Some common treatment options for OCD include Cognitive Behavioral Therapy and antidepressants. In my work, I have found success in utilizing the Exposure, Response, Prevention (ExRP) method. Essentially, we will work side-by-side towards gradual and systematic exposure to thoughts, images, objects, and situations that elicit obsessions and urges to act. From there we will strengthen your ability to resist the urge to engage in a compulsive behavior. Changes are achieved by supported completion of in-session and at-home assignments, self-compassion, and trust in yourself and the process. Additionally, we will build upon your strengths, explore spiritual practice, and grow your relaxation exercise repertoire.
- Palpitations, pounding heart, or accelerated heart rate
- Trembling or shaking
- Sensations of shortness of breath or smothering
- Chest pain or discomfort
- Nausea or abdominal distress
- Feeling dizzy, unsteady, lightheaded or faint
- Fear of losing control or going crazy
- Fear of dying
- Numbness or Tingling sensations
- Chills or hot flushes
An initial panic experience is extremely aversive and can quickly create hypervigilance around a future occurrence. As soon as one detects a similar experience coming on, the sympathetic nervous system becomes activated, which creates more acute awareness, more sympathetic system activation, and so on. Similar to that of anxiety treatment, we will address panic through psychoeducation around physiological responses, identification of triggers, development of coping skills and relaxation techniques, and the correction of maladaptive thought patterns through exercises in Cognitive Behavioral Therapy.

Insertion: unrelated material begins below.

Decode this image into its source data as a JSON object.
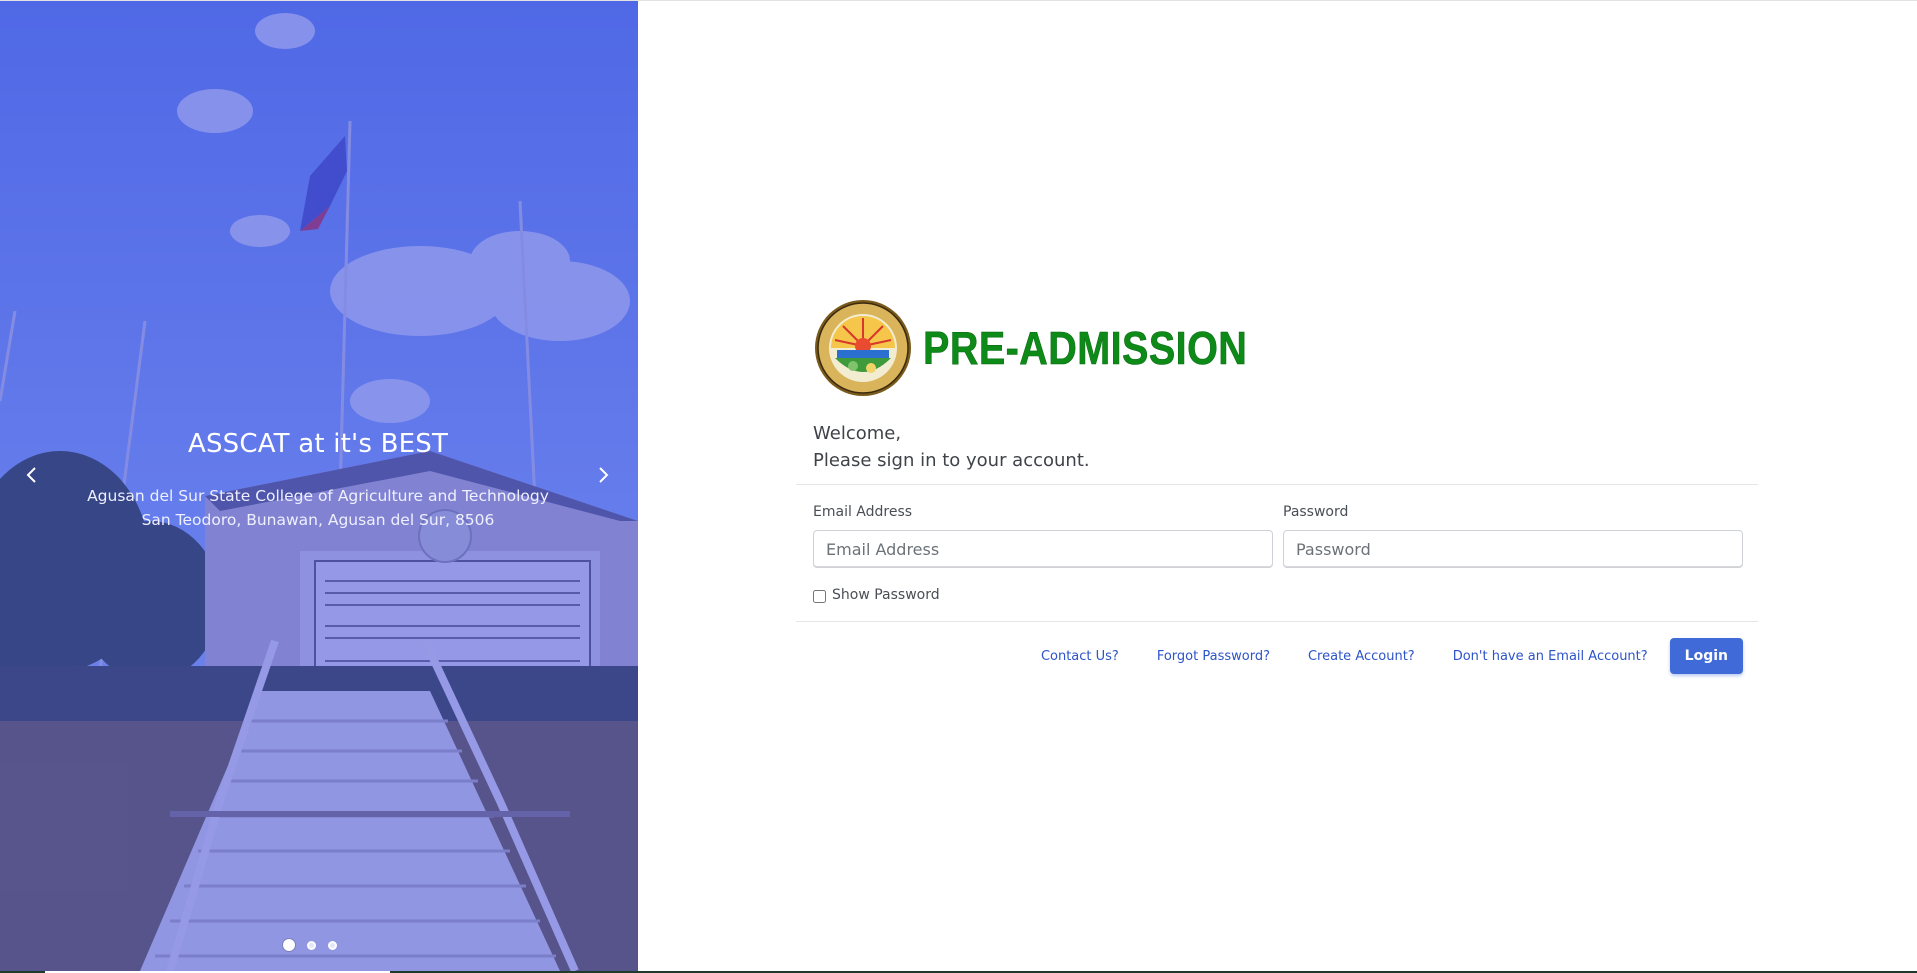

Additionally, gaining clarity on our own emotional needs, emotional needs that may not have been met as a child, how to parent ourselves, learning healthier tools for communication, setting boundaries, and remaining emotionally safe, are all important in the work we will do around improving relationships.